> WORK INSTRUCTIONS
If a line in the entries below includes "name", show that line.

> DATA EXCERPTS
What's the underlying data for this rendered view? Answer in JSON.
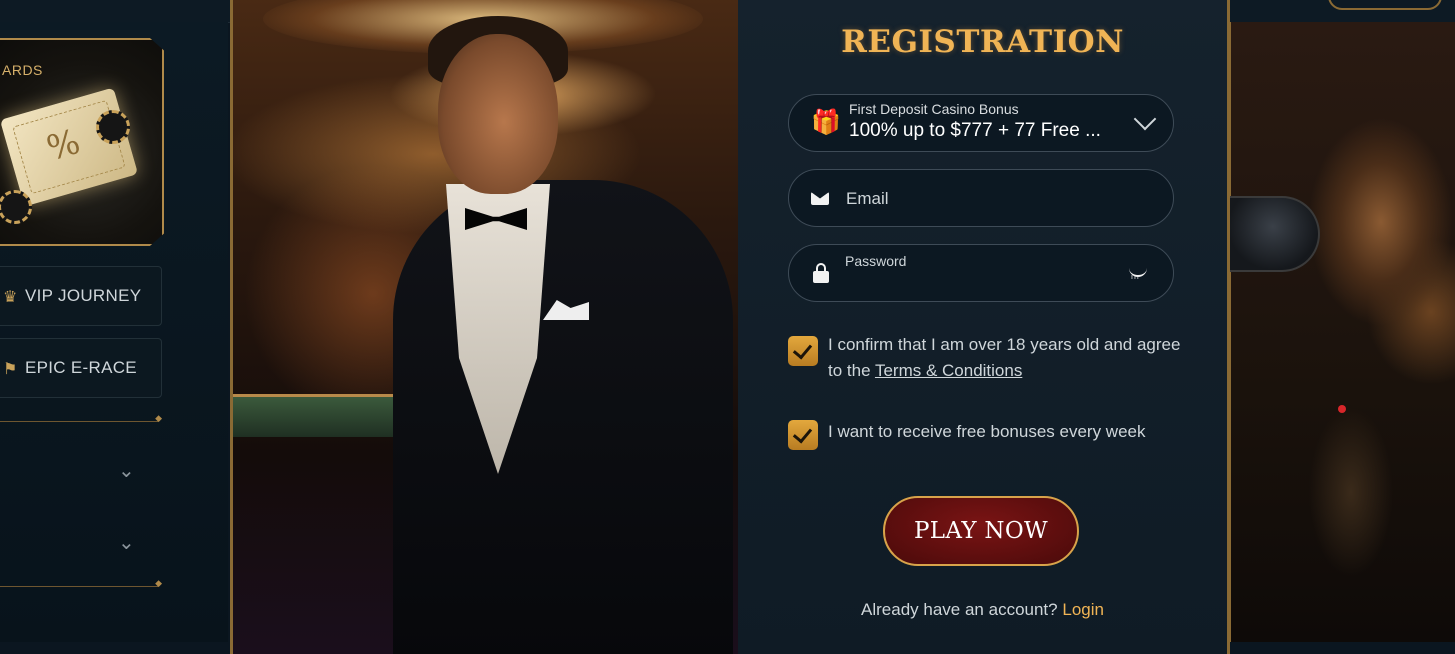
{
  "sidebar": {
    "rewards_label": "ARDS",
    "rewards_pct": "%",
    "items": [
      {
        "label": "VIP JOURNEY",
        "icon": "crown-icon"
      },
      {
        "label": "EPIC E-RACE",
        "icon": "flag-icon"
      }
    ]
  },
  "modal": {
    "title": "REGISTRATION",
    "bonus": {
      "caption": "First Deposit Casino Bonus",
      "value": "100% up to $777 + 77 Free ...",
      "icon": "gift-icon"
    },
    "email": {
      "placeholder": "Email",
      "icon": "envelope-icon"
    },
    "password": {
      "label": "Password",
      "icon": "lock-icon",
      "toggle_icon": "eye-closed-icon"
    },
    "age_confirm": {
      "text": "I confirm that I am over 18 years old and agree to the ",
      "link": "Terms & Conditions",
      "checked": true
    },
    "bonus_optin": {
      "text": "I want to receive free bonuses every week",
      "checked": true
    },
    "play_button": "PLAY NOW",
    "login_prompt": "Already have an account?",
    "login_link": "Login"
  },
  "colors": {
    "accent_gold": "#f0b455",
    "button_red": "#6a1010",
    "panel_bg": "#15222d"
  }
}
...
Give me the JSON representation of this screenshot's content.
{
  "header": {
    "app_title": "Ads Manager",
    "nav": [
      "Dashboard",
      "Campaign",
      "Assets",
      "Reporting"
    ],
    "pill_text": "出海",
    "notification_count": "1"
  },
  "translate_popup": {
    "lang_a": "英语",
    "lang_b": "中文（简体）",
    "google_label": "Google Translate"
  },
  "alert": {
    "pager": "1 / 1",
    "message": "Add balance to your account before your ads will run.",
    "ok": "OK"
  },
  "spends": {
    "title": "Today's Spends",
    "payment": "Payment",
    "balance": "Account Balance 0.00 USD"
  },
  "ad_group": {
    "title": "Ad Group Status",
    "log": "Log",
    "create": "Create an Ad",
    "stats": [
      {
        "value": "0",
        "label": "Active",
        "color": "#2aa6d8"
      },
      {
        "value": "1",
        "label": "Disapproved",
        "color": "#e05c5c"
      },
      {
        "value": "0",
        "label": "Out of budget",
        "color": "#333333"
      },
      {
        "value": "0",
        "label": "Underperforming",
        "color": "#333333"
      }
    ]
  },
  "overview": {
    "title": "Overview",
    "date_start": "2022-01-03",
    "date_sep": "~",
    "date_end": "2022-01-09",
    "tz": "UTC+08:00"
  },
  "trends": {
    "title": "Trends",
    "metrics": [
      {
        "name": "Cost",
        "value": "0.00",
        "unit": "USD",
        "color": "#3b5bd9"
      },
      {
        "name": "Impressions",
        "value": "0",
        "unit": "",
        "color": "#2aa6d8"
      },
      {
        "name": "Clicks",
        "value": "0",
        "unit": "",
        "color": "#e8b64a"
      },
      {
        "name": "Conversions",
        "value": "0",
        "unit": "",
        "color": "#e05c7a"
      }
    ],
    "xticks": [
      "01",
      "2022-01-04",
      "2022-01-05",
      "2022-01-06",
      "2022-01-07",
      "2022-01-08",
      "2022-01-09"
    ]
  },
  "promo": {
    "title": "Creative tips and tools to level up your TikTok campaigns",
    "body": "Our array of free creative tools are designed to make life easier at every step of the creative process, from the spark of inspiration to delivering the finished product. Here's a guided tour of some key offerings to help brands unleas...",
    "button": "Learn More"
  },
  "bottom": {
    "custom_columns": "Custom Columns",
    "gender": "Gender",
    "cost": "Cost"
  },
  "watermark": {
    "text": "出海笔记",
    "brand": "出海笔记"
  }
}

> ANSWER SPACE
        "name": "Cost",
        "name": "Impressions",
        "name": "Clicks",
        "name": "Conversions",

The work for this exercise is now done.